“If we were being honest with ourselves — the assumptions in the actuarial report are suspect,” he said. “We are just stretching out the payment. We have structural deficits. These are massive problems.”
Getting at solutions
Landry said he is running because he wants to “get attention focused on this — our needs versus our wants,” adding, for example, that the town didn’t need to buy Phillips Academy’s former boathouse, which selectmen opted against. “It’s about priorities.”
Other communities are taking a more creative, proactive approach to their long-term liabilities. In Harvard, for example, he said selectmen are seeking a home-rule petition through the state Legislature that would allow the town to bypass labor rules to control its pension and health-care liabilities.

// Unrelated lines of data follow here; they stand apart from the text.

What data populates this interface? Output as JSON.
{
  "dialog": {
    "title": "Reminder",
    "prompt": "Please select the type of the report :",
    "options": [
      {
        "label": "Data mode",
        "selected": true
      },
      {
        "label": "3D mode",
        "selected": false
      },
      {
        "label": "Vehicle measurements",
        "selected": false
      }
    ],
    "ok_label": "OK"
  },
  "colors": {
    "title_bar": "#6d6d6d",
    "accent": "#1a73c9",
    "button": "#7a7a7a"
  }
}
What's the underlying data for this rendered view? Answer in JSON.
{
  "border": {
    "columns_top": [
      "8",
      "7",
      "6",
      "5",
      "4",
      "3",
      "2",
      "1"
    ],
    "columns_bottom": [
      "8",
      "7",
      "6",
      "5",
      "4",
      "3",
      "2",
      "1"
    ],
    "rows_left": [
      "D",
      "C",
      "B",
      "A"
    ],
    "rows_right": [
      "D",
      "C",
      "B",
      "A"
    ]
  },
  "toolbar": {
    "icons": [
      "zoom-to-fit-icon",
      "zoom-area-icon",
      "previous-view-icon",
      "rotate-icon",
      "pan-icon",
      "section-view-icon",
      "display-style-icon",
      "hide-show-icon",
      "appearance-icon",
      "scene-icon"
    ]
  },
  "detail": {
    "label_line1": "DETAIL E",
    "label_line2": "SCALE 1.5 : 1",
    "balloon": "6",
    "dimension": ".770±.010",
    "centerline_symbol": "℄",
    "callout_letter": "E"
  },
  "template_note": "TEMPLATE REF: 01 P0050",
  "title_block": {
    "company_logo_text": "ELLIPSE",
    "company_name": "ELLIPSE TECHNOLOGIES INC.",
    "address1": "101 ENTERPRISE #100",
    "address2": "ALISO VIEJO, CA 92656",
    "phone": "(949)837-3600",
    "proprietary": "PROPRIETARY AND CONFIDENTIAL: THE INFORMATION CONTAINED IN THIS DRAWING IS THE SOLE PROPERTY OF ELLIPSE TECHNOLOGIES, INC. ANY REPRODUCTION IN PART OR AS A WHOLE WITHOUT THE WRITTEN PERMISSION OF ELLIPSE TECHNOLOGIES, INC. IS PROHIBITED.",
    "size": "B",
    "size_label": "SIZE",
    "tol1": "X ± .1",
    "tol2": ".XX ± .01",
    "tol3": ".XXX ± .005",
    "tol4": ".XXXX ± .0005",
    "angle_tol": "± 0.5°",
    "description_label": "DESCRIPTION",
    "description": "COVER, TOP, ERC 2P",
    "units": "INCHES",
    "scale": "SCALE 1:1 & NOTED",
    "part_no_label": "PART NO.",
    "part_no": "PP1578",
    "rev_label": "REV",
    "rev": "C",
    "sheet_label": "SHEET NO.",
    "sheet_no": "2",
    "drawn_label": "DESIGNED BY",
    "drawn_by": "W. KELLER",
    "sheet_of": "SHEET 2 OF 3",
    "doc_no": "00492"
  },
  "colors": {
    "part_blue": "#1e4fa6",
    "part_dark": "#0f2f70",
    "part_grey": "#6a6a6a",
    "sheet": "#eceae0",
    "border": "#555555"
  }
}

In Andover, progress could be made if it were easier to change some of those same rules. For example, employees in Andover who work 20 or more hours a week for 10 years are entitled to lifetime health insurance subsidized by the town’s taxpayers. Other communities require someone to work at least 30 to 32 hours a week to be eligible for lifetime benefits, he said. He added that someone who works part-time in Andover gets credit for a full year toward retirement.
“The Andover Retirement Board could fix a lot of this,” he said.
Town officials need to focus on this problem immediately, he said.
“Instead, we are getting the same kind of stuff — dragging it out, and the can is being kicked down the road on a massive problem,” he said.
Address: 4 Seminole Circle
Family: Wife, Line; children, Alex, 11, and Emma, 9
Years in Andover: 10; originally from Burlington
Education: Economics degree, College of the Holy Cross, Worcester; Master of Business Administration, Harvard Business School, Cambridge
Professional experience: Employee benefits broker
Political experience: None